One can do this with a stranger. Too near, and the perspective is lost. Only the far can be near.
A sound–a knock, intimation only–had come from the inner door. And there she was in her blue yukata exactly like my own–the only wear in a Japanese inn–bowing to me, like a branch bending.
“It is permitted to practice my little English?”
I rise and become another branch. “It is permitted.”
And so we kneel before each other, the foot-square mirror at which I make my toilet reflecting each in turn.
There is no need for us to commend the cherry-blossoms–they are doing no more than their duty. Nor to chatter about the shrine at Ise.
Neither of us is a tourist. We are just two women, gone beyond time, our talk a shuttle pulling weft across warp, no beginning, no end to the pattern.
The cauldron of plenty in each of us seethes with its ferment, sweet and bitter–the world to be carried and no plaint made; love to suffer long and be kind, not vaunting, not puffed up; the seed that we carry to be threshed, freed from its crusty husk; the aching question of who we are and for what made, answered only by its echo; the need to stand before the Unknown and never ask to know; to take our leave of the world, head high, no matter how hard the parting; and, coquetry no whit abated, offer the unassuaging mould an acquiescent lip.
Arms crossed, we rock from side to side. Hushing what? Ourselves, perhaps. And again and again she murmurs a word, as a counterpoint to her movement.
“What is it that you are saying? Tell me.”
She rocks and seems to draw it closer, folding the word to her breast.
“A–Wa–Re.” She stresses the syllables, as though teaching a child.
“A–Wa–Re. It means, in our tongue, The Pity of Things.”
I look at her long and in silence. Then I rise and bow.
“Do you know that what you have said is our word ‘Aware’?”
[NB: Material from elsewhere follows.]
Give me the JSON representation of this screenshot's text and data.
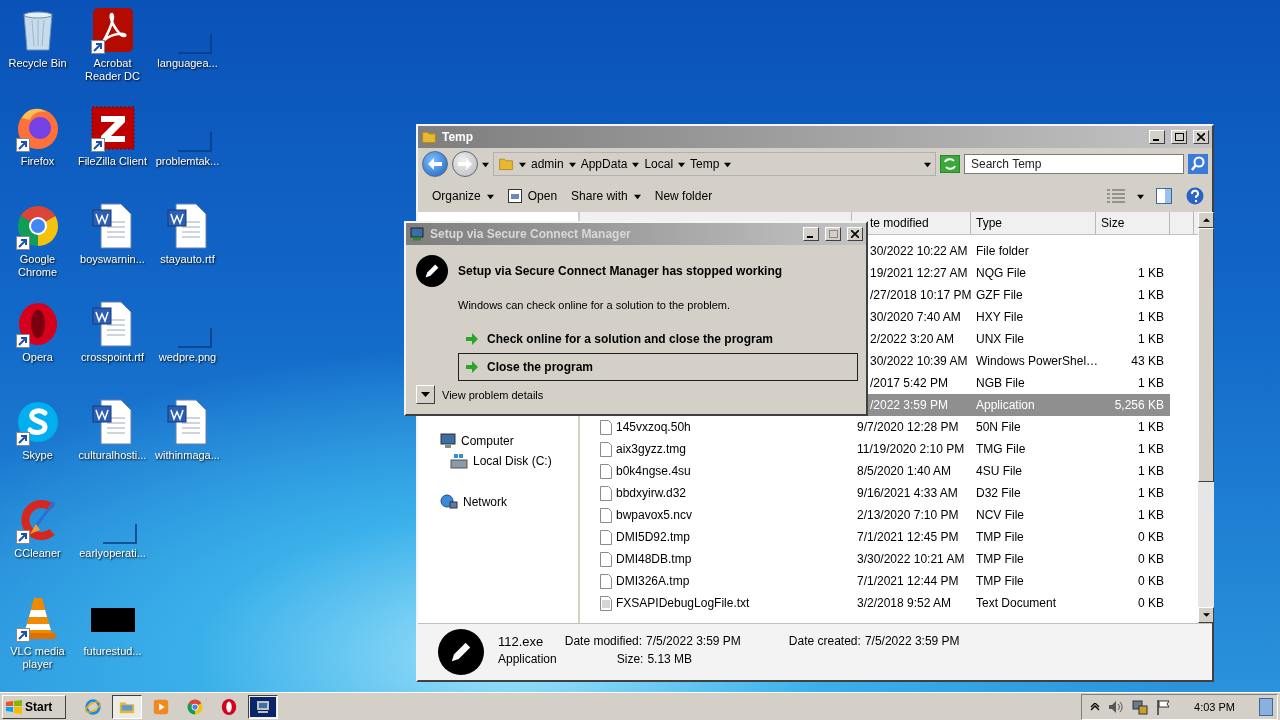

She looks at me long and in silence. Then she, too, rises and bows. And at the door bows again.
There is nothing to say. We say nothing.
Pamela Travers from her article Zen Moments / 1987